**Problem details:**
The lines to copy are those in the listing that hold the word "icon".

◆ ◆ ◆ ◆ ◆ ◆ ◆

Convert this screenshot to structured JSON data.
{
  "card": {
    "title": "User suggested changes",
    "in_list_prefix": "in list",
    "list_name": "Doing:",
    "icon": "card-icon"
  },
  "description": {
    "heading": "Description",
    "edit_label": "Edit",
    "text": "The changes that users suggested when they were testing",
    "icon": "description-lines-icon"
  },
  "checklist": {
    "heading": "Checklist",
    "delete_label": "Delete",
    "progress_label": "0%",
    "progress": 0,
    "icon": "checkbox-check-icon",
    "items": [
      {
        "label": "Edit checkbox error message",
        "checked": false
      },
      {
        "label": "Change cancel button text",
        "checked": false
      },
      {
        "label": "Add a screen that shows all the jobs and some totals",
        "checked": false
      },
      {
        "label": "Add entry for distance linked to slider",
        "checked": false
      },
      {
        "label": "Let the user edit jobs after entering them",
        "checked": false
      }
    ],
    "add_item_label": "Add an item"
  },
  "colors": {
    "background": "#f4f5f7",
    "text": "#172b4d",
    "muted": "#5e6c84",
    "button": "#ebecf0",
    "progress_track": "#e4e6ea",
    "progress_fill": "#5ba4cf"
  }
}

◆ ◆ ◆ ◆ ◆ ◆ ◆

**Response area:**
    "icon": "card-icon"
    "icon": "description-lines-icon"
    "icon": "checkbox-check-icon",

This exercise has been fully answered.